388 articles from THURSDAY 15.10.2020

Most effective drugs for common type of neuropathic pain

More than 20 million people in the U.S. suffer neuropathic pain. At least 25% of those cases are classified as unexplained and considered cryptogenic sensory polyneuropathy (CSPN). There is no information to guide a physician's drug choices to treat CSPN, but a researcher recently led a first-of-its-kind prospective comparative effectiveness study.

Framework for gauging health impacts of self-driving vehicles

Autonomous vehicles (AV) are the wave of the future in the automobile industry, and there's extensive discussion about the impacts on transportation, society, the economy and the environment. However, less attention has been focused on the potential health impacts of self-driving vehicles.

How officials are protecting the election from ransomware hackers

Hackers played a significant role in the 2016 election, when the Russian government hacked into the Democratic campaign and ran an information operation that dominated national headlines. American law enforcement, intelligence services, and even Republican lawmakers have concluded, repeatedly, that Moscow sought to interfere with the election in favor of Donald Trump.Meanwhile, in the last four...

Nasa's James Webb space telescope passes launch simulation tests

Environmental tests exposed spacecraft to vibrations and noise it will face during ascentThe James Webb space telescope has successfully completed a series of tests to simulate the harsh conditions it will experience during launch. Known as environmental tests, they subjected the spacecraft to the noise and the vibrations associated with being blasted into orbit. JWST received 140 decibels of...

Symptoms all in your head—or in your gut? Maybe a little of both.

Anyone who has ever experienced "butterflies in the stomach" before giving a big presentation won't be surprised to learn there is an actual physical connection between their gut and their brain. Neuroscientists and medical professionals call this the "gut-brain-axis" (GBA). A better understanding of the GBA could lead to treatments and cures for neurological mood disorders like depression and...

Bark beetle outbreaks benefit wild bee populations, habitat

When southern Rocky Mountain forests are viewed from a distance these days, it may not look like much is left. Large swaths of dead, standing Engelmann spruce trees tell the tale of a severe regional spruce beetle epidemic in its waning stages. But among those dead trees, researchers have found good news. Zoom-in to the ground cover of these forests and there is life, even more abundant because of...

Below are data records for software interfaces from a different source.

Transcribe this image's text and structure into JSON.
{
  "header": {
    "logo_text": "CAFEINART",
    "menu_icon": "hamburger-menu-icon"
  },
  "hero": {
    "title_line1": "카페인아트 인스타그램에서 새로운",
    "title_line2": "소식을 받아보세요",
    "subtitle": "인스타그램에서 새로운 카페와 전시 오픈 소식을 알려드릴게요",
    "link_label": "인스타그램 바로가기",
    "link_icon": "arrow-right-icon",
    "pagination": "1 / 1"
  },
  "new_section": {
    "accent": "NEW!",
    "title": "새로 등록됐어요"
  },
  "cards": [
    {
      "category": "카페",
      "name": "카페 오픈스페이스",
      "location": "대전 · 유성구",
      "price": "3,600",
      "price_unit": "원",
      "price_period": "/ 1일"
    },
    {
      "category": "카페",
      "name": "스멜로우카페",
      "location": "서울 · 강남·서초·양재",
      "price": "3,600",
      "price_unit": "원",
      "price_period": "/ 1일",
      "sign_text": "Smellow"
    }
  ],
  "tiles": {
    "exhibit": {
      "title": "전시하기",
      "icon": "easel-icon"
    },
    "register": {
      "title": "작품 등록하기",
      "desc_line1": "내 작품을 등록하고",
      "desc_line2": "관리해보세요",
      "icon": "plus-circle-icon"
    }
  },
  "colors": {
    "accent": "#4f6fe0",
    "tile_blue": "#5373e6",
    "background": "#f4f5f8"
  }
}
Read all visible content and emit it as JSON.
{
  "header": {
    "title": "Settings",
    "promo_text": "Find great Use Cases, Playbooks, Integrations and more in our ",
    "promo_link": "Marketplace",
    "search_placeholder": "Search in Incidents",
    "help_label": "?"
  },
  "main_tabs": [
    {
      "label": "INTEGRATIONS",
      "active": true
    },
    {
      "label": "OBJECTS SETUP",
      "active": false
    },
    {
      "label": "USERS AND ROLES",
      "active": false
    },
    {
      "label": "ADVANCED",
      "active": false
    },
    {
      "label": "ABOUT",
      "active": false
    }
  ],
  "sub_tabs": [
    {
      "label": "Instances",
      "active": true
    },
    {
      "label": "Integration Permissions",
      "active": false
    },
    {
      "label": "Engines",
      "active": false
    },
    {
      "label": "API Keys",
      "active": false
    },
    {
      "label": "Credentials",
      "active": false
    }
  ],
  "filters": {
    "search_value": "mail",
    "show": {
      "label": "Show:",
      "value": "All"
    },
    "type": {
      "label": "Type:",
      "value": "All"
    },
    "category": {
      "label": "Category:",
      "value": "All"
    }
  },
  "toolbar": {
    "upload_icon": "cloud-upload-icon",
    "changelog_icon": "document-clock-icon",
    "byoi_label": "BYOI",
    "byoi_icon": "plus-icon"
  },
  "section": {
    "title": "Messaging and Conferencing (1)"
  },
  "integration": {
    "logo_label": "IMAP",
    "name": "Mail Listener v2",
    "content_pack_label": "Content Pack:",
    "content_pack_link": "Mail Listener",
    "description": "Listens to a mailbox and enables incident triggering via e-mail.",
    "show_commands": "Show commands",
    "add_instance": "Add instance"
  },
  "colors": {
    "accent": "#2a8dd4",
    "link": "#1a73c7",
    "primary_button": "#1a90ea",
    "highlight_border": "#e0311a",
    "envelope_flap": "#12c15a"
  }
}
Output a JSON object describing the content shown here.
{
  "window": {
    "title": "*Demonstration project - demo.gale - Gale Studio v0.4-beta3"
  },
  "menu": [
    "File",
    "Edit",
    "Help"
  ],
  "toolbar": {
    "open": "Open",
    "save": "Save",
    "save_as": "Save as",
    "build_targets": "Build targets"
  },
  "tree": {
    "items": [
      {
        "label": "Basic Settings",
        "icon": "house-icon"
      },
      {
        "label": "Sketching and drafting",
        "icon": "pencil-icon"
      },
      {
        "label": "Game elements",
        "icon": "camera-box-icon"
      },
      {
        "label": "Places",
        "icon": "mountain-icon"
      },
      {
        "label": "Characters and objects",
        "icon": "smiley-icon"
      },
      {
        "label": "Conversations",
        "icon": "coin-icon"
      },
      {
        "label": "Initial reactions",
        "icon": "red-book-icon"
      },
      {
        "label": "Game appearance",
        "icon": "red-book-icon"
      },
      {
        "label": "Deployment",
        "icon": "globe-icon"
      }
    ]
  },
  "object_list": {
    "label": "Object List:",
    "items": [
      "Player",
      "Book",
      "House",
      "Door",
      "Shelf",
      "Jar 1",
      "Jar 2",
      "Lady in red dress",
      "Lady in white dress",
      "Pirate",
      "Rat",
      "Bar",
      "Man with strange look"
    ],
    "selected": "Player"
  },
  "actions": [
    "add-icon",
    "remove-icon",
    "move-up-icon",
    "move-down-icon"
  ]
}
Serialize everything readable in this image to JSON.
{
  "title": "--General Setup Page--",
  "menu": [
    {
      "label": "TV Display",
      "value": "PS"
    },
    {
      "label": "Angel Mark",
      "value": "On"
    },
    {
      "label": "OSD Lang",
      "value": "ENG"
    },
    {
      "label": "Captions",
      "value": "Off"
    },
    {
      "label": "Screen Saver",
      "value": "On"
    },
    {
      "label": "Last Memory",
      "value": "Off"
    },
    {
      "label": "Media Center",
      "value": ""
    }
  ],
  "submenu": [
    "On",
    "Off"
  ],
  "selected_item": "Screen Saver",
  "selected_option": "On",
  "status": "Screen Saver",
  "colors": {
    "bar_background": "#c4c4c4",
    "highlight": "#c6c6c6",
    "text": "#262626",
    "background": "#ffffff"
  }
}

Engineered developmental signals could illuminate regenerative medicine

For a tiny embryo to develop into an adult organism, its cells must develop in precise patterns and interact with their neighbors in carefully orchestrated ways. To create complex tissues and organs—from the pattern of rods and cones in the retina to the Byzantine filtration systems of the kidney—all these developing cells must constantly answer a fundamental but surprisingly difficult...

Phosphate polymer forms a cornerstone of metabolic control

In a changing climate, understanding how organisms respond to stress conditions is increasingly important. New work led by Carnegie's Arthur Grossman and Emanuel Sanz-Luque could enable scientists to engineer the metabolism of organisms to be more resilient and productive in a range of environments.

Monkey study suggests that they, like humans, may have 'self-domesticated'

It's not a coincidence that dogs are cuter than wolves, or that goats at a petting zoo have shorter horns and friendlier demeanors than their wild ancestors. Scientists call this "domestication syndrome"—the idea that breeding out aggression inadvertently leads to physical changes, including floppier ears, shorter muzzles and snouts, curlier tails, paler fur, smaller brains, and more.

Did Lockdowns Lower Premature Births? A New Study Adds Evidence

Some public health researchers are seeing hints that the coronavirus pandemic might help solve a longstanding puzzle: What causes premature birth?Studies in Ireland and Denmark this summer showed that preterm births decreased in the spring during lockdowns to stop the spread of the virus in those countries. Anecdotally, doctors around the world reported similar drops. They speculated that reduced...